Wall sees an opportunity to help her new friends and colleagues in Liberia build their internal capacity to do the kind of work that the school does in North Carolina. She has been working especially closely with Tomik Vobah, the General Counsel for the Ministry of Health in Liberia. Vobah visited Chapel Hill this past fall to learn more about our public health and legal systems. He also spent time with Gene Matthews, the former General Counsel for the CDC and Senior Fellow at the Gillings School of Global Public Health, who introduced Vobah to national and international experts in order to help him build out his own public health law network. Wall hopes that these relationships — with UNC, the CDC, and many others — will help give Vobah the support he needs to become a leader in this field for his country and region.

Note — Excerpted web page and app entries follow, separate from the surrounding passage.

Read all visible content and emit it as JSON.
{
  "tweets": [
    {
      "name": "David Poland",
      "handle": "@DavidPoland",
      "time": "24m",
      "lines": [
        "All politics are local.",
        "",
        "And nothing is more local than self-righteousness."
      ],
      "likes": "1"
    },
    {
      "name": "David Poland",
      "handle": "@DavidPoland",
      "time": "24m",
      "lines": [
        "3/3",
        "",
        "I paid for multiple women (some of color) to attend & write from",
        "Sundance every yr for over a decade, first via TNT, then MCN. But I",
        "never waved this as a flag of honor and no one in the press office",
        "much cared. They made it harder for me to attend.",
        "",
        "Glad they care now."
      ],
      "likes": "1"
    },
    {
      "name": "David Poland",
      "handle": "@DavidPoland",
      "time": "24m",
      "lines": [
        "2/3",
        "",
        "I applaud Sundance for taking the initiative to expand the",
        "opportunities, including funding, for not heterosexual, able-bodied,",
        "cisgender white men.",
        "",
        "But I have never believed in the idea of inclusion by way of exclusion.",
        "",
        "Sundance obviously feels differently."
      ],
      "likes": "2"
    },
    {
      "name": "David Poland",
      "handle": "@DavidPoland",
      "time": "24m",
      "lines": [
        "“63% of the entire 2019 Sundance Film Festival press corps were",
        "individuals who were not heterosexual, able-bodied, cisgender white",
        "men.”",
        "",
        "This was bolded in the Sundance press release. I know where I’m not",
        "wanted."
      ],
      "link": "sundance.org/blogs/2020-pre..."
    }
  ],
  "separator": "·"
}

Both Wall and Austin are quick to point out that their role is to provide guidance and support —not to come in and write their laws for them. “They wanted our help, but they made it clear the final product will be drafted by Liberians,” Wall says. “And that’s important. They need to own it and have pride in their product as Liberian-born.”

“Today, more than ever before, they know the wars are over and they are an independent country that is about to experience a transfer of power — from one peacefully elected government to the next,” Austin says. “There is a lot of pride in that.”

Aimee Wall is the Thomas Willis Lambeth Distinguished Chair in Public Policy at the UNC School of Government.

Benjamin Mason Meier is the Zachary Taylor Smith Distinguished Professor of Public Policy and an Associate Professor of Global Health Policy in the Department of Public Policy in the UNC College of Arts & Sciences.

Jeff Austin is a research associate at the UNC School of Government, and has worked in Liberia through the Carter Center.